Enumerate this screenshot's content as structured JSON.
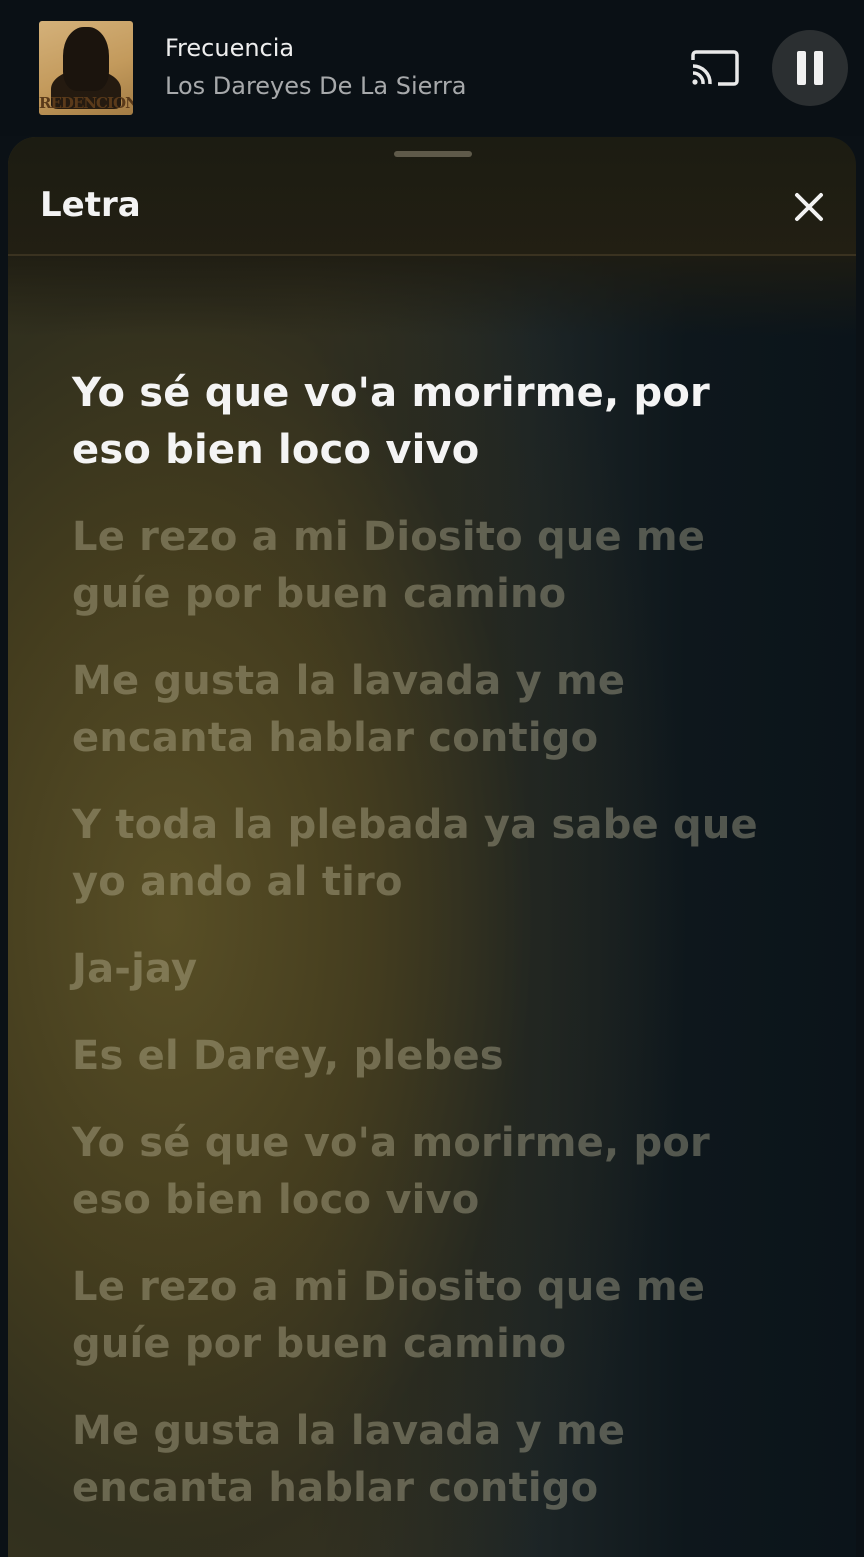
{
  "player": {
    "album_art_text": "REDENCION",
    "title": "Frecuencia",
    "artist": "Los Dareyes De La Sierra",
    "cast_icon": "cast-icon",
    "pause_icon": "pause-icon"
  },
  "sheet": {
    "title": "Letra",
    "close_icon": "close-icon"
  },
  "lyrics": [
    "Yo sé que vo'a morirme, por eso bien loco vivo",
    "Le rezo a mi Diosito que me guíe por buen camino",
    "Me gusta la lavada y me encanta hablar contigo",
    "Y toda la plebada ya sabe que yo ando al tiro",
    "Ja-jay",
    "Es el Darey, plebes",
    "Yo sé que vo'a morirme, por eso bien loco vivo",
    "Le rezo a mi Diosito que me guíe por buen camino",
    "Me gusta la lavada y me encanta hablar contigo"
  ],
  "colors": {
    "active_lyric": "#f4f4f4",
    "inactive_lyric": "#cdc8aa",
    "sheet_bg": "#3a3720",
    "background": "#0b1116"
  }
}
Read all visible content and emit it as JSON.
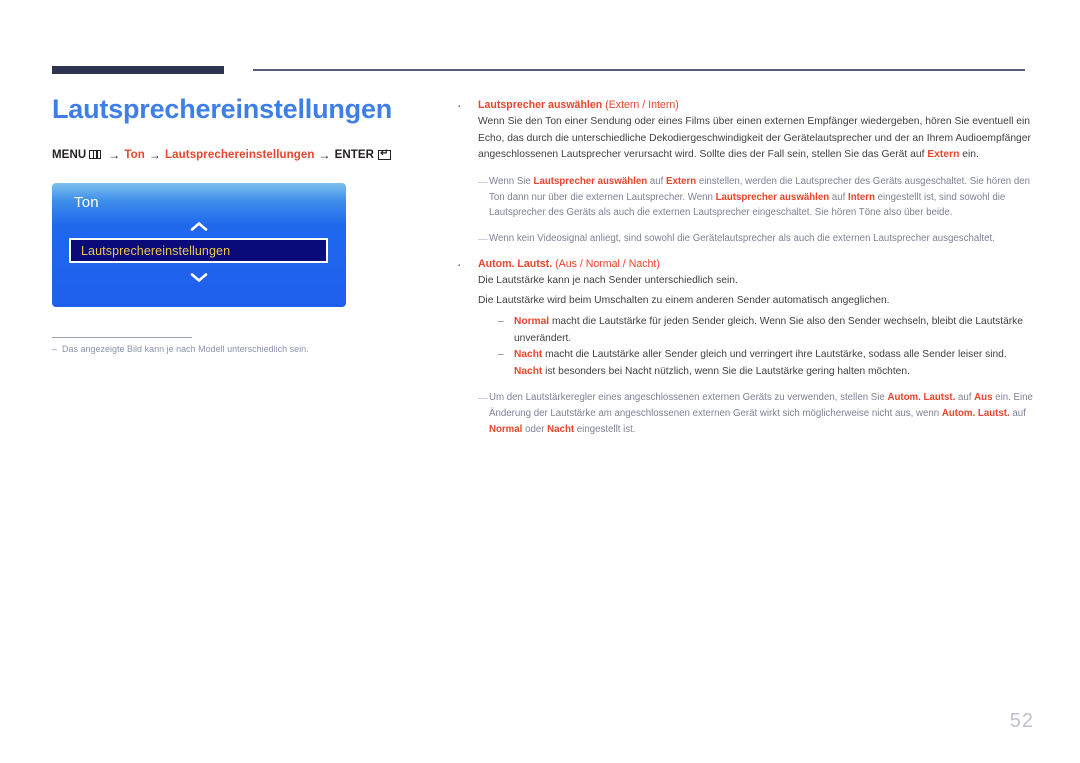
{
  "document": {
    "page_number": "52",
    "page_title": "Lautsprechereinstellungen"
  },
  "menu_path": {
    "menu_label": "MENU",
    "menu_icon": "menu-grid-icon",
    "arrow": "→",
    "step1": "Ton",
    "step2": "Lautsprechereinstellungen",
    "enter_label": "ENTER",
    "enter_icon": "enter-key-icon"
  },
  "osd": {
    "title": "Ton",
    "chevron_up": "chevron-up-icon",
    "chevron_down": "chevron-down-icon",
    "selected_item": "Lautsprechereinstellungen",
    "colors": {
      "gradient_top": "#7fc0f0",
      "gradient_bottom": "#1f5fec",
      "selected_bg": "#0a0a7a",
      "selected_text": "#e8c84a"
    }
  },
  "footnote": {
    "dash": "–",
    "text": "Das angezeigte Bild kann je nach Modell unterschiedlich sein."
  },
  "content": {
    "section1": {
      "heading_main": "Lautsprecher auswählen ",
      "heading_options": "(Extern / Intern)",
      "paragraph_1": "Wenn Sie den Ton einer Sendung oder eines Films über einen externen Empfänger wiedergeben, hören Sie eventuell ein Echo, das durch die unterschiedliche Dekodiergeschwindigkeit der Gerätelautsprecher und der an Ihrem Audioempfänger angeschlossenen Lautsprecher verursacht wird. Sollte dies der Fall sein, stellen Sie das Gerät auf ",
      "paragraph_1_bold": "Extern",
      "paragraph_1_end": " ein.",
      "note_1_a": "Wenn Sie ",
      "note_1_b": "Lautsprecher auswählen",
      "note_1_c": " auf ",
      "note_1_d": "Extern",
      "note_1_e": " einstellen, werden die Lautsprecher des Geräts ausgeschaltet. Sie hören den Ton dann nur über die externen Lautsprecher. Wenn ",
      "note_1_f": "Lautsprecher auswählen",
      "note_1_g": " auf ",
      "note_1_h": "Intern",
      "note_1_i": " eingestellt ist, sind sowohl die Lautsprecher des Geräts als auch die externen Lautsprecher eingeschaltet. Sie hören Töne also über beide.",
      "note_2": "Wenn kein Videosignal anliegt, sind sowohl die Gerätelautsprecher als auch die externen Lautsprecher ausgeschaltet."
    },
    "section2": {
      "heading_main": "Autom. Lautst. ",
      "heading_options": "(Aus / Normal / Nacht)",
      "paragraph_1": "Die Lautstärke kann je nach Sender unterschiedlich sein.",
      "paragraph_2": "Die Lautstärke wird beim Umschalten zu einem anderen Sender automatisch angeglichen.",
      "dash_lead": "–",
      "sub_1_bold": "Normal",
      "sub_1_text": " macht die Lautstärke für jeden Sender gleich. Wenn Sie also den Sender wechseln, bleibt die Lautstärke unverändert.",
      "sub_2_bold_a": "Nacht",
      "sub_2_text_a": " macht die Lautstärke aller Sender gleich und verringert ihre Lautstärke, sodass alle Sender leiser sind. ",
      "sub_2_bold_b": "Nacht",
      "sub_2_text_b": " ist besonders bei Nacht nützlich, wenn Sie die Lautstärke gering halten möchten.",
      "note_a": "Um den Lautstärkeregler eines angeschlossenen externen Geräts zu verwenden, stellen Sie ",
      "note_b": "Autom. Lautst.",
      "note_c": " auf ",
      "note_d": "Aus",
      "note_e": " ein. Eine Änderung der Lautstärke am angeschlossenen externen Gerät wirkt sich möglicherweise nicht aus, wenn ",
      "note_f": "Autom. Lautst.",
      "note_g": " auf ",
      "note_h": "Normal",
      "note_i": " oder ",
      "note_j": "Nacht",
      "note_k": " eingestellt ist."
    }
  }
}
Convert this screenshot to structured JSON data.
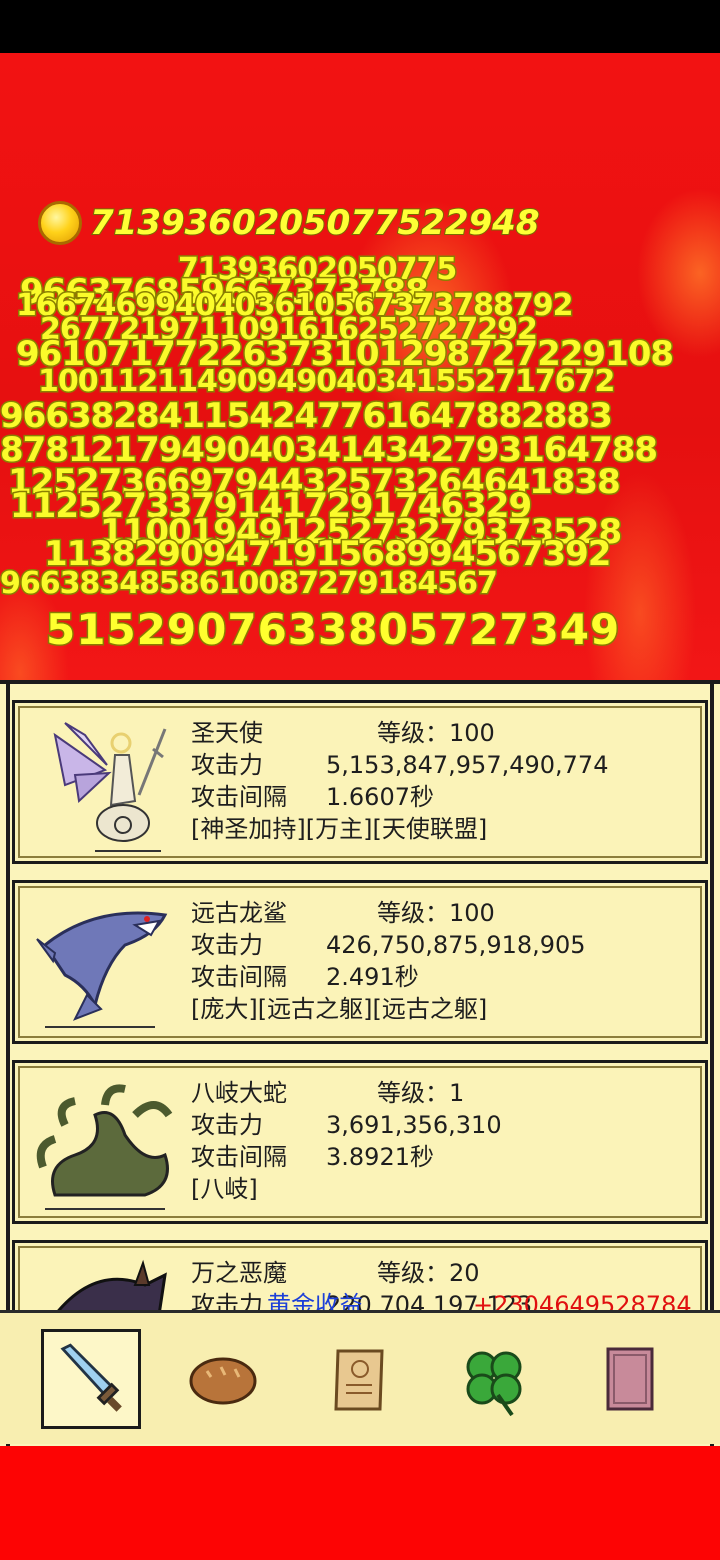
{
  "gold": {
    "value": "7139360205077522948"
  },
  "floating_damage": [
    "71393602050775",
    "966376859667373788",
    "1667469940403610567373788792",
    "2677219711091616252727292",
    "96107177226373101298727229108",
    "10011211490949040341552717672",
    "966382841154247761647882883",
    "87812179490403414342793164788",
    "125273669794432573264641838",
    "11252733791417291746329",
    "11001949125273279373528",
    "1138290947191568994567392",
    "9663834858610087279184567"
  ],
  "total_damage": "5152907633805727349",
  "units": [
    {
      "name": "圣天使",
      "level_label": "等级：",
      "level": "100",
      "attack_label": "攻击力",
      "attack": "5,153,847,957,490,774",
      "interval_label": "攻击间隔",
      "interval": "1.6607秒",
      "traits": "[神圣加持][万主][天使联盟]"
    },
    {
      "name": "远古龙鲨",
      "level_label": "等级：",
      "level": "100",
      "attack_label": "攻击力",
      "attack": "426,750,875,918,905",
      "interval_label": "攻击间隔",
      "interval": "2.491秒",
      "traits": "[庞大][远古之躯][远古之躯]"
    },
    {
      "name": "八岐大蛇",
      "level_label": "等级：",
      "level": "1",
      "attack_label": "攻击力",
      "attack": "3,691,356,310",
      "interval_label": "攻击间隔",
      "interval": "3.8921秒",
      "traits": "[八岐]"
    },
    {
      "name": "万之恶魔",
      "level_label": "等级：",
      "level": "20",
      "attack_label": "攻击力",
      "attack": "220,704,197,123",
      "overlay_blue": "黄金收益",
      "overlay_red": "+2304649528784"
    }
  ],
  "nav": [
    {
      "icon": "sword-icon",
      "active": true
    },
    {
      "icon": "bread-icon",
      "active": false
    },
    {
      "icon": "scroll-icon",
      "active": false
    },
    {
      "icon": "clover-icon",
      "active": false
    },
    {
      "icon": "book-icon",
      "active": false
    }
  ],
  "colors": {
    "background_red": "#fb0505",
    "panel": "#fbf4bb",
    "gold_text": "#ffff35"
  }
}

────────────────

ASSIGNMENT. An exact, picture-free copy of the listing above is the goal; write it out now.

EXPECTED ANSWER.
Enumerate this screenshot's content as structured JSON.
{
  "player": {
    "album_art_text": "REDENCION",
    "title": "Frecuencia",
    "artist": "Los Dareyes De La Sierra",
    "cast_icon": "cast-icon",
    "pause_icon": "pause-icon"
  },
  "sheet": {
    "title": "Letra",
    "close_icon": "close-icon"
  },
  "lyrics": [
    "Yo sé que vo'a morirme, por eso bien loco vivo",
    "Le rezo a mi Diosito que me guíe por buen camino",
    "Me gusta la lavada y me encanta hablar contigo",
    "Y toda la plebada ya sabe que yo ando al tiro",
    "Ja-jay",
    "Es el Darey, plebes",
    "Yo sé que vo'a morirme, por eso bien loco vivo",
    "Le rezo a mi Diosito que me guíe por buen camino",
    "Me gusta la lavada y me encanta hablar contigo"
  ],
  "colors": {
    "active_lyric": "#f4f4f4",
    "inactive_lyric": "#cdc8aa",
    "sheet_bg": "#3a3720",
    "background": "#0b1116"
  }
}
Read all visible content and emit it as JSON.
{
  "document": {
    "page_number": "52",
    "page_title": "Lautsprechereinstellungen"
  },
  "menu_path": {
    "menu_label": "MENU",
    "menu_icon": "menu-grid-icon",
    "arrow": "→",
    "step1": "Ton",
    "step2": "Lautsprechereinstellungen",
    "enter_label": "ENTER",
    "enter_icon": "enter-key-icon"
  },
  "osd": {
    "title": "Ton",
    "chevron_up": "chevron-up-icon",
    "chevron_down": "chevron-down-icon",
    "selected_item": "Lautsprechereinstellungen",
    "colors": {
      "gradient_top": "#7fc0f0",
      "gradient_bottom": "#1f5fec",
      "selected_bg": "#0a0a7a",
      "selected_text": "#e8c84a"
    }
  },
  "footnote": {
    "dash": "–",
    "text": "Das angezeigte Bild kann je nach Modell unterschiedlich sein."
  },
  "content": {
    "section1": {
      "heading_main": "Lautsprecher auswählen ",
      "heading_options": "(Extern / Intern)",
      "paragraph_1": "Wenn Sie den Ton einer Sendung oder eines Films über einen externen Empfänger wiedergeben, hören Sie eventuell ein Echo, das durch die unterschiedliche Dekodiergeschwindigkeit der Gerätelautsprecher und der an Ihrem Audioempfänger angeschlossenen Lautsprecher verursacht wird. Sollte dies der Fall sein, stellen Sie das Gerät auf ",
      "paragraph_1_bold": "Extern",
      "paragraph_1_end": " ein.",
      "note_1_a": "Wenn Sie ",
      "note_1_b": "Lautsprecher auswählen",
      "note_1_c": " auf ",
      "note_1_d": "Extern",
      "note_1_e": " einstellen, werden die Lautsprecher des Geräts ausgeschaltet. Sie hören den Ton dann nur über die externen Lautsprecher. Wenn ",
      "note_1_f": "Lautsprecher auswählen",
      "note_1_g": " auf ",
      "note_1_h": "Intern",
      "note_1_i": " eingestellt ist, sind sowohl die Lautsprecher des Geräts als auch die externen Lautsprecher eingeschaltet. Sie hören Töne also über beide.",
      "note_2": "Wenn kein Videosignal anliegt, sind sowohl die Gerätelautsprecher als auch die externen Lautsprecher ausgeschaltet."
    },
    "section2": {
      "heading_main": "Autom. Lautst. ",
      "heading_options": "(Aus / Normal / Nacht)",
      "paragraph_1": "Die Lautstärke kann je nach Sender unterschiedlich sein.",
      "paragraph_2": "Die Lautstärke wird beim Umschalten zu einem anderen Sender automatisch angeglichen.",
      "dash_lead": "–",
      "sub_1_bold": "Normal",
      "sub_1_text": " macht die Lautstärke für jeden Sender gleich. Wenn Sie also den Sender wechseln, bleibt die Lautstärke unverändert.",
      "sub_2_bold_a": "Nacht",
      "sub_2_text_a": " macht die Lautstärke aller Sender gleich und verringert ihre Lautstärke, sodass alle Sender leiser sind. ",
      "sub_2_bold_b": "Nacht",
      "sub_2_text_b": " ist besonders bei Nacht nützlich, wenn Sie die Lautstärke gering halten möchten.",
      "note_a": "Um den Lautstärkeregler eines angeschlossenen externen Geräts zu verwenden, stellen Sie ",
      "note_b": "Autom. Lautst.",
      "note_c": " auf ",
      "note_d": "Aus",
      "note_e": " ein. Eine Änderung der Lautstärke am angeschlossenen externen Gerät wirkt sich möglicherweise nicht aus, wenn ",
      "note_f": "Autom. Lautst.",
      "note_g": " auf ",
      "note_h": "Normal",
      "note_i": " oder ",
      "note_j": "Nacht",
      "note_k": " eingestellt ist."
    }
  }
}
Convert this screenshot to structured JSON data.
{
  "gold": {
    "value": "7139360205077522948"
  },
  "floating_damage": [
    "71393602050775",
    "966376859667373788",
    "1667469940403610567373788792",
    "2677219711091616252727292",
    "96107177226373101298727229108",
    "10011211490949040341552717672",
    "966382841154247761647882883",
    "87812179490403414342793164788",
    "125273669794432573264641838",
    "11252733791417291746329",
    "11001949125273279373528",
    "1138290947191568994567392",
    "9663834858610087279184567"
  ],
  "total_damage": "5152907633805727349",
  "units": [
    {
      "name": "圣天使",
      "level_label": "等级：",
      "level": "100",
      "attack_label": "攻击力",
      "attack": "5,153,847,957,490,774",
      "interval_label": "攻击间隔",
      "interval": "1.6607秒",
      "traits": "[神圣加持][万主][天使联盟]"
    },
    {
      "name": "远古龙鲨",
      "level_label": "等级：",
      "level": "100",
      "attack_label": "攻击力",
      "attack": "426,750,875,918,905",
      "interval_label": "攻击间隔",
      "interval": "2.491秒",
      "traits": "[庞大][远古之躯][远古之躯]"
    },
    {
      "name": "八岐大蛇",
      "level_label": "等级：",
      "level": "1",
      "attack_label": "攻击力",
      "attack": "3,691,356,310",
      "interval_label": "攻击间隔",
      "interval": "3.8921秒",
      "traits": "[八岐]"
    },
    {
      "name": "万之恶魔",
      "level_label": "等级：",
      "level": "20",
      "attack_label": "攻击力",
      "attack": "220,704,197,123",
      "overlay_blue": "黄金收益",
      "overlay_red": "+2304649528784"
    }
  ],
  "nav": [
    {
      "icon": "sword-icon",
      "active": true
    },
    {
      "icon": "bread-icon",
      "active": false
    },
    {
      "icon": "scroll-icon",
      "active": false
    },
    {
      "icon": "clover-icon",
      "active": false
    },
    {
      "icon": "book-icon",
      "active": false
    }
  ],
  "colors": {
    "background_red": "#fb0505",
    "panel": "#fbf4bb",
    "gold_text": "#ffff35"
  }
}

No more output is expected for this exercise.